[Start of Attachment]

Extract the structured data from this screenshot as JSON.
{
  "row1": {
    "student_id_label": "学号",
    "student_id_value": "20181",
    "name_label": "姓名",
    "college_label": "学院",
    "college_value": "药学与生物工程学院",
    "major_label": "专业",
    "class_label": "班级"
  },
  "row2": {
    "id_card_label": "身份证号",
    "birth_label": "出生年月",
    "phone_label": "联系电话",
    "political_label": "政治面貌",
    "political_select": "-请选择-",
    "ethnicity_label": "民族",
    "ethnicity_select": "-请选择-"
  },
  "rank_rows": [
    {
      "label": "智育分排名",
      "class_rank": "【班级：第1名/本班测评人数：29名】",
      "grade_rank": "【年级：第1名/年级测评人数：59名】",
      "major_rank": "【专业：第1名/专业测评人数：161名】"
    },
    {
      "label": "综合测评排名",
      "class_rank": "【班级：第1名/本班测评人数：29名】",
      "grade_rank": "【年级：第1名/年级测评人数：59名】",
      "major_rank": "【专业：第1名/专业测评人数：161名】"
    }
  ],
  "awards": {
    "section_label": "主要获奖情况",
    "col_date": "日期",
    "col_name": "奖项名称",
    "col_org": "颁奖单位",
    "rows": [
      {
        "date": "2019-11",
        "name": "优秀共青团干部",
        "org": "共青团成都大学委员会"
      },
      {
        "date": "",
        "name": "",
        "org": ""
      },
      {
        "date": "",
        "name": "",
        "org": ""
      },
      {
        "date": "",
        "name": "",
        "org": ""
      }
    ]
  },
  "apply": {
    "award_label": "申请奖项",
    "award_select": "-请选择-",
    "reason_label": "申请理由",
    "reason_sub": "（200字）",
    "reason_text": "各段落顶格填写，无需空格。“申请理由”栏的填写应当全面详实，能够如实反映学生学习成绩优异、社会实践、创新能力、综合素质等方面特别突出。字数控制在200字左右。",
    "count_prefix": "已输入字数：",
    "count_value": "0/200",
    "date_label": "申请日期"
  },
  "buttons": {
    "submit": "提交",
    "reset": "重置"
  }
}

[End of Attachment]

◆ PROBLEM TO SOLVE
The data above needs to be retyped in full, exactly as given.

◆ THE ANSWER
Extract the structured data from this screenshot as JSON.
{
  "row1": {
    "student_id_label": "学号",
    "student_id_value": "20181",
    "name_label": "姓名",
    "college_label": "学院",
    "college_value": "药学与生物工程学院",
    "major_label": "专业",
    "class_label": "班级"
  },
  "row2": {
    "id_card_label": "身份证号",
    "birth_label": "出生年月",
    "phone_label": "联系电话",
    "political_label": "政治面貌",
    "political_select": "-请选择-",
    "ethnicity_label": "民族",
    "ethnicity_select": "-请选择-"
  },
  "rank_rows": [
    {
      "label": "智育分排名",
      "class_rank": "【班级：第1名/本班测评人数：29名】",
      "grade_rank": "【年级：第1名/年级测评人数：59名】",
      "major_rank": "【专业：第1名/专业测评人数：161名】"
    },
    {
      "label": "综合测评排名",
      "class_rank": "【班级：第1名/本班测评人数：29名】",
      "grade_rank": "【年级：第1名/年级测评人数：59名】",
      "major_rank": "【专业：第1名/专业测评人数：161名】"
    }
  ],
  "awards": {
    "section_label": "主要获奖情况",
    "col_date": "日期",
    "col_name": "奖项名称",
    "col_org": "颁奖单位",
    "rows": [
      {
        "date": "2019-11",
        "name": "优秀共青团干部",
        "org": "共青团成都大学委员会"
      },
      {
        "date": "",
        "name": "",
        "org": ""
      },
      {
        "date": "",
        "name": "",
        "org": ""
      },
      {
        "date": "",
        "name": "",
        "org": ""
      }
    ]
  },
  "apply": {
    "award_label": "申请奖项",
    "award_select": "-请选择-",
    "reason_label": "申请理由",
    "reason_sub": "（200字）",
    "reason_text": "各段落顶格填写，无需空格。“申请理由”栏的填写应当全面详实，能够如实反映学生学习成绩优异、社会实践、创新能力、综合素质等方面特别突出。字数控制在200字左右。",
    "count_prefix": "已输入字数：",
    "count_value": "0/200",
    "date_label": "申请日期"
  },
  "buttons": {
    "submit": "提交",
    "reset": "重置"
  }
}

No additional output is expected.